Instructions to follow: Scan the data below and pick out the lines containing the word "true".

Listed records Block Start

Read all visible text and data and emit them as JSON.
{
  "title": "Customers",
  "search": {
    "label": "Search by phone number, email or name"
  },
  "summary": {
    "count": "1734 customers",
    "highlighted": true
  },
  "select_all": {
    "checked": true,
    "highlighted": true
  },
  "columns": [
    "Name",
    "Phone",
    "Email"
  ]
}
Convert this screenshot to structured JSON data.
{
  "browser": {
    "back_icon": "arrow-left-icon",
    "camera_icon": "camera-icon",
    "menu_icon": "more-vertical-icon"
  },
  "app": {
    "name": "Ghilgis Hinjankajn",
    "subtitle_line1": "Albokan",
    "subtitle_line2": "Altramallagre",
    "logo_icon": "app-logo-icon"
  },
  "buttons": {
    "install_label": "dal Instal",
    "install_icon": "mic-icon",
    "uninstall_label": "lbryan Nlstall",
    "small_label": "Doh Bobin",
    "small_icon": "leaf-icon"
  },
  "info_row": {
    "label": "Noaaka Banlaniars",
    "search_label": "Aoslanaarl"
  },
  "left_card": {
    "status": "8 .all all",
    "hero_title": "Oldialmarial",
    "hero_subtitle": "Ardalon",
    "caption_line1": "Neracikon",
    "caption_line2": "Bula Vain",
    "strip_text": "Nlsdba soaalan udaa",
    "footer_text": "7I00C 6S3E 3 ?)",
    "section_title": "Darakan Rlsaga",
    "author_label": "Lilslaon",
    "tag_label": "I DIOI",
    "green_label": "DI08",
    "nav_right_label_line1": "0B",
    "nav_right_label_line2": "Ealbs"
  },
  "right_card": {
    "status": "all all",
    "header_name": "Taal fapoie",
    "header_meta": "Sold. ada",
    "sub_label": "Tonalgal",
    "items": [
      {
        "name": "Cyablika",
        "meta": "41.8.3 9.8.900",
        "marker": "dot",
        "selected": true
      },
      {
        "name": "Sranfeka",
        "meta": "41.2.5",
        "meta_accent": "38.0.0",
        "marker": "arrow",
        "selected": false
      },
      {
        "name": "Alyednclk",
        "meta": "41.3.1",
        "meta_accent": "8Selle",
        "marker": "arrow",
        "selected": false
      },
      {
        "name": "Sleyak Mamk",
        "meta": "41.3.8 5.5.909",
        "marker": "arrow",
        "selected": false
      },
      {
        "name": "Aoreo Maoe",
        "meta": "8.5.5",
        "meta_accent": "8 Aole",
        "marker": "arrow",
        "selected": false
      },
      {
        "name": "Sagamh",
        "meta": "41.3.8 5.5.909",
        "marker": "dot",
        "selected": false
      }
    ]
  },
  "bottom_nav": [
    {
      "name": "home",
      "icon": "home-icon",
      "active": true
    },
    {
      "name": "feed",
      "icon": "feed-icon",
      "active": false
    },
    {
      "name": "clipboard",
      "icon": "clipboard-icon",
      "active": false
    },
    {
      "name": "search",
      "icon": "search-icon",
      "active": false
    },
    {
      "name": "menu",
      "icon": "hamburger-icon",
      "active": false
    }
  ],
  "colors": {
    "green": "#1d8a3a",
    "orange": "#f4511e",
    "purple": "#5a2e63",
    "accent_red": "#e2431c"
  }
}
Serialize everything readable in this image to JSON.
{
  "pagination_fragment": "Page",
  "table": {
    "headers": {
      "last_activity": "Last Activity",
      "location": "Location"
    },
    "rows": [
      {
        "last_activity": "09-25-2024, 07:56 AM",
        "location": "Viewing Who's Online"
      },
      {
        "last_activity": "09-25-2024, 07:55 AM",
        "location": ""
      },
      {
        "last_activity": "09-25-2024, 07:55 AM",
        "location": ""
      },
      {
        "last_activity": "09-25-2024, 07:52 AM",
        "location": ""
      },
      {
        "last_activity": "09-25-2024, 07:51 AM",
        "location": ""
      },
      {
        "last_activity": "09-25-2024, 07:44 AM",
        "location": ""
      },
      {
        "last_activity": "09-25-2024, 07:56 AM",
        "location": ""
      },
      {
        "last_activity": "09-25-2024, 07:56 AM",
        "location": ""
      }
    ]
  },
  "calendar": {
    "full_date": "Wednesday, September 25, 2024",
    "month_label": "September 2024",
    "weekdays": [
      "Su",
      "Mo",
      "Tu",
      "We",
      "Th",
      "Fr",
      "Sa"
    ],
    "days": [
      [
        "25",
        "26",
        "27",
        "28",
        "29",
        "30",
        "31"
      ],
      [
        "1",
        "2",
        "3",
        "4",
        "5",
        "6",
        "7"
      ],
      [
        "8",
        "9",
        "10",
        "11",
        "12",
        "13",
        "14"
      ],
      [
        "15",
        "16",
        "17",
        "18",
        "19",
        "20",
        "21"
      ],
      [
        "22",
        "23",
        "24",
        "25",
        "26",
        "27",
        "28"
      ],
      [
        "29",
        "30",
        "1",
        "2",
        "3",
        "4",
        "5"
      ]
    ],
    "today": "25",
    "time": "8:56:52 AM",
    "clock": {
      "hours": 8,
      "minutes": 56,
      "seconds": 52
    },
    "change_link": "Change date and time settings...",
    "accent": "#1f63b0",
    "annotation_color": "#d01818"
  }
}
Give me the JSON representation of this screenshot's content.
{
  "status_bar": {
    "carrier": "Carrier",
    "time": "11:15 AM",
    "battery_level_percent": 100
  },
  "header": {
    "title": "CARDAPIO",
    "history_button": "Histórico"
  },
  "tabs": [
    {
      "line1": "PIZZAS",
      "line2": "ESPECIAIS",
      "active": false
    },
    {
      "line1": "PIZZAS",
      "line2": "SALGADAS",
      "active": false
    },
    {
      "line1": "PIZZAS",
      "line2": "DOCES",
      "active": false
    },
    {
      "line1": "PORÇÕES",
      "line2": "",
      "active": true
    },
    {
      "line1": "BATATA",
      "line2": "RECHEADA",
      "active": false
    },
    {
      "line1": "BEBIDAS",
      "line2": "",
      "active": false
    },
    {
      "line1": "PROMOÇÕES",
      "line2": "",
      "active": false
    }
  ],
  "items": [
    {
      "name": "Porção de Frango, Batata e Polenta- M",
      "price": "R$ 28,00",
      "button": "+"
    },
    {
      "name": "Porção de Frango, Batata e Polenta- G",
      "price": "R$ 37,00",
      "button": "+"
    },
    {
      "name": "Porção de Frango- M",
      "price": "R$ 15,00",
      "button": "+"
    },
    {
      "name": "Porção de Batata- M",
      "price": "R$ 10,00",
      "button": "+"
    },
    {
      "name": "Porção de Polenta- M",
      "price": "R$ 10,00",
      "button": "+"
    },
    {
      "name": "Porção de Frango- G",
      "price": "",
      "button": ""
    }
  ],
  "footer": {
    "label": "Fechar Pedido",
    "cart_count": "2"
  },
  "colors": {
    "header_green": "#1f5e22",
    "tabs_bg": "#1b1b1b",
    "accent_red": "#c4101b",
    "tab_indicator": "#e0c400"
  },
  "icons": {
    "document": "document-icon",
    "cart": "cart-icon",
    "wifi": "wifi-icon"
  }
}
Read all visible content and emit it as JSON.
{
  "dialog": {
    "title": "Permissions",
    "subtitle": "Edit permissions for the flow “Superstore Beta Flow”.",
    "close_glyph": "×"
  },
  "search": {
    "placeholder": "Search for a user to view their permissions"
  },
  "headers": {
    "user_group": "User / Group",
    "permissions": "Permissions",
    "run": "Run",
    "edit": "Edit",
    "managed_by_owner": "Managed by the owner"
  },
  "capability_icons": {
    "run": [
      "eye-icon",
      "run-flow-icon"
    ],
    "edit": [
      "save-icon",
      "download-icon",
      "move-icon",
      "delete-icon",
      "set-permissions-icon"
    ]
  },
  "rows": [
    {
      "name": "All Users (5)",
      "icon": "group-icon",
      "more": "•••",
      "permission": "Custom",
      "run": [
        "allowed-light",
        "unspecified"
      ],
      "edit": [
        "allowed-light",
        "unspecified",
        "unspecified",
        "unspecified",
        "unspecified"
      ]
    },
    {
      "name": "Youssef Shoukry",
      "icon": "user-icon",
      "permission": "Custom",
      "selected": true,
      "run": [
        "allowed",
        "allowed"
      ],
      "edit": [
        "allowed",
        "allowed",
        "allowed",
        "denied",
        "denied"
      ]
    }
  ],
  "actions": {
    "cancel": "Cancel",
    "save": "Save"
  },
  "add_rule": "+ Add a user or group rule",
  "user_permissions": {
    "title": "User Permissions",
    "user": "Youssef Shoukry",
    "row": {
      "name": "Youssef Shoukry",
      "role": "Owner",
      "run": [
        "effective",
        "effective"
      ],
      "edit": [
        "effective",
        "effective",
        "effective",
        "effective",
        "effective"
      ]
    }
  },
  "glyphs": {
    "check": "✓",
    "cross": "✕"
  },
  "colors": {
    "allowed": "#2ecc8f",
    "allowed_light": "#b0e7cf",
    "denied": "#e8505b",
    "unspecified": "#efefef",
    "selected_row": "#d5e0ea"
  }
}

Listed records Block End

Answer space:
    "highlighted": true
    "checked": true,
    "highlighted": true
        "selected": true
      "active": true
      "active": true
      "selected": true,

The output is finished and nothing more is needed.